Eugene Register-Guard, November 15, 2006
Eugene police fatally shot a 19-year-old man Tuesday who had threatened his parents with a knife during a violent rampage at the family home in the southwest hills.
An officer fired at the man after beanbag rounds failed to stop him from advancing on police with the knife, Eugene police Capt. Chuck Tilby said.
Ryan Stewart Salisbury, a 2005 graduate of Churchill High School, apparently suffered from bipolar disorder.
His mother called police at 2:47 a.m. from the family home on Skyview Lane and said her son had threatened to stab her and her husband, police said.
The family, including Salisbury’s two younger brothers and a young relative, locked themselves in a bedroom as Salisbury broke out windows and trashed the house.
Arriving officers immediately encountered Salisbury outside the house. He was armed with a large kitchen knife, Tilby said.
Officers repeatedly ordered him to drop the knife, but he did not comply, the captain said. Two officers, Rick Lowe and John Sharlow, fired the beanbag rounds at him as he advanced on police, but the less-lethal rounds had no effect, Tilby said.

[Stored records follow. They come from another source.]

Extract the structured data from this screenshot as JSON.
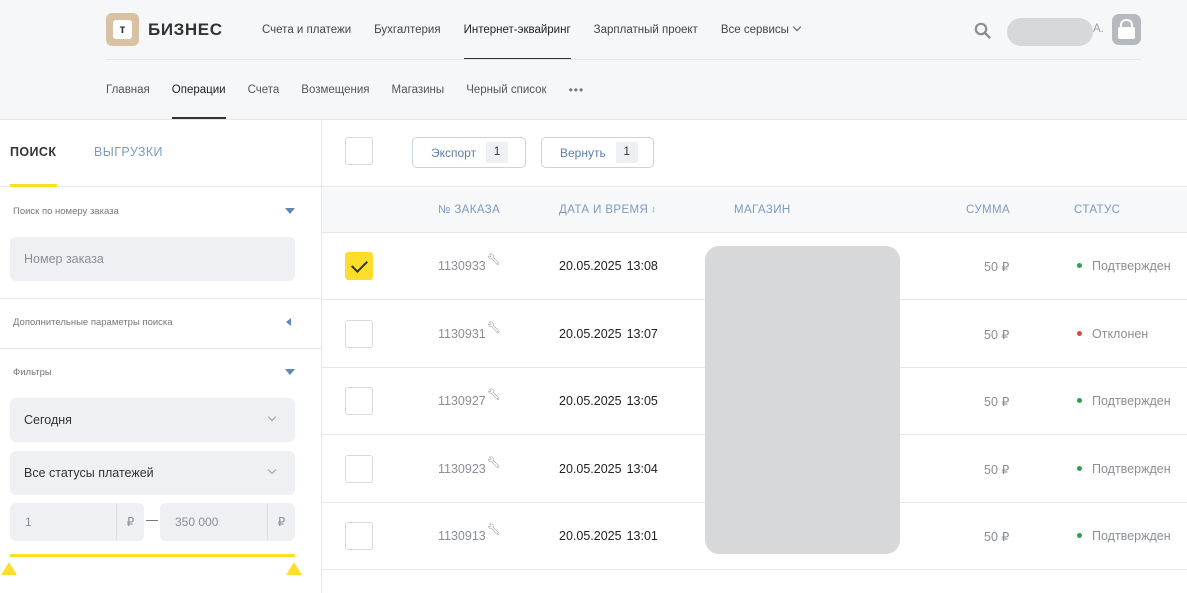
{
  "brand": {
    "logo_letter": "т",
    "name": "БИЗНЕС"
  },
  "top_nav": {
    "items": [
      "Счета и платежи",
      "Бухгалтерия",
      "Интернет-эквайринг",
      "Зарплатный проект",
      "Все сервисы"
    ],
    "active_index": 2
  },
  "user": {
    "initial": "А."
  },
  "sub_nav": {
    "items": [
      "Главная",
      "Операции",
      "Счета",
      "Возмещения",
      "Магазины",
      "Черный список"
    ],
    "more": "•••",
    "active_index": 1
  },
  "left_panel": {
    "tabs": [
      "ПОИСК",
      "ВЫГРУЗКИ"
    ],
    "order_search": {
      "label": "Поиск по номеру заказа",
      "placeholder": "Номер заказа",
      "value": ""
    },
    "extra_params_label": "Дополнительные параметры поиска",
    "filters": {
      "label": "Фильтры",
      "period": "Сегодня",
      "payment_status": "Все статусы платежей",
      "amount_from": "1",
      "amount_to": "350 000",
      "currency": "₽"
    }
  },
  "toolbar": {
    "export": {
      "label": "Экспорт",
      "count": "1"
    },
    "refund": {
      "label": "Вернуть",
      "count": "1"
    }
  },
  "table": {
    "columns": [
      "№ ЗАКАЗА",
      "ДАТА И ВРЕМЯ",
      "МАГАЗИН",
      "СУММА",
      "СТАТУС"
    ],
    "sort_icon": "↕",
    "rows": [
      {
        "checked": true,
        "order": "1130933",
        "date": "20.05.2025",
        "time": "13:08",
        "sum": "50 ₽",
        "status": "Подтвержден",
        "status_color": "#2e9e4f"
      },
      {
        "checked": false,
        "order": "1130931",
        "date": "20.05.2025",
        "time": "13:07",
        "sum": "50 ₽",
        "status": "Отклонен",
        "status_color": "#e0443e"
      },
      {
        "checked": false,
        "order": "1130927",
        "date": "20.05.2025",
        "time": "13:05",
        "sum": "50 ₽",
        "status": "Подтвержден",
        "status_color": "#2e9e4f"
      },
      {
        "checked": false,
        "order": "1130923",
        "date": "20.05.2025",
        "time": "13:04",
        "sum": "50 ₽",
        "status": "Подтвержден",
        "status_color": "#2e9e4f"
      },
      {
        "checked": false,
        "order": "1130913",
        "date": "20.05.2025",
        "time": "13:01",
        "sum": "50 ₽",
        "status": "Подтвержден",
        "status_color": "#2e9e4f"
      }
    ]
  },
  "colors": {
    "accent": "#ffdd2d",
    "link": "#5f87b8",
    "confirmed": "#2e9e4f",
    "rejected": "#e0443e"
  }
}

A third officer, Shawn Trotter, fired his gun to stop Salisbury, who police said was posing an “immediate threat.” Salisbury fell at the bottom of the driveway.
He was pronounced dead at Sacred Heart Medical Center.
Police said Trotter fired “multiple” shots, but did not disclose the exact number.
The three officers involved were placed on administrative leave, a routine measure in all officer-involved shootings. Lowe has been with the department for almost five years, Sharlow for six years and Trotter for nearly three years.
An autopsy was under way later Tuesday, and the Lane County District Attorney’s Office was reviewing the case.
Tilby said people with knives are just as dangerous as people armed with guns, especially in close proximity.
“They can close that distance rapidly before you can react,” he said. “There’s nothing about a knife that is not lethal. And the fact of the matter remains that we tried options that were less-than-lethal force, and pretty soon you’re out of options when the threat continues and is getting closer.”
Contrary to what people might see on television and the movies, officers are not trained to shoot people in the arms or legs. Police aim with the goal of stopping the person.
“The hand shot and the leg shot work pretty well in Hollywood, but they don’t work in real life,” Tilby said.
Salisbury lived at home with his family. He was to be best man in his older brother’s December wedding.
He had recently quit a job as a busboy at Ocean Sky Chinese restaurant in Eugene and was taking a photography course at Lane Community College, friend Austin White, 19, said. White and three other teens gathered at Hawkins View Park across from the stately Salisbury home Tuesday to mourn the death of their friend.
“He and I both were going to go to Lane to start our EMT courses,” White said. “We both wanted to be firefighters.”
White said he and Salisbury met in the fifth grade at McCornack Elementary School and later competed in high school sports together. They were helping coach a rugby team at South Eugene High School. He said he had been out with Salisbury until about 2:30 a.m. Tuesday, when Salisbury’s mother picked them up at Fred Meyer on West 11th Avenue. She dropped White off and drove herself and her son home, White said.
Salisbury had been diagnosed with bipolar disorder about two years ago and was being treated for the illness, White said.
“He just had a lot of demons he was fighting,” he said. But to his knowledge, Salisbury had never before been violent or gotten in trouble with police, he said.
Police said Tuesday they had found no record of prior incidents involving Salisbury.
Next-door neighbor Bruce Wiechert said he awoke about 3 a.m. when gunshots shook his windows. He said about six police cars were in front of the Salisbury house, and he watched as paramedics loaded Salisbury into a waiting ambulance. Other neighbors in the area south of Hawkins Lane reported waking to the sound of gunfire, as well.
A group of more than a dozen people entered the house with a broom and empty boxes shortly before noon Tuesday. They were from the Church of Jesus Christ of Latter-day Saints. One of the women said they were there to support the family.
Salisbury’s father, Jeffrey Salisbury, is a lawyer in town. His mother, Denise, stays at home. He was the second of four boys.
It was the first fatal police shooting in Eugene since Feb. 17, when Eugene officers Roy Wright and Pat Willis fatally shot Cliff Douglas Hall, 34, who had fired a 9 mm handgun at one of the officers in the backyard of the Ferry Street Bridge home he shared with his mother. Hall had long suffered from mental illness. Lane County District Attorney Doug Harcleroad deemed the shooting justified.
Elsewhere, Springfield police officers have fatally shot three people since June 2005, and Lane County sheriff’s deputies shot and killed a man involved in a domestic dispute on Aug. 9, 2005, in Elmira.
The district attorney’s office ruled all of the shootings justified.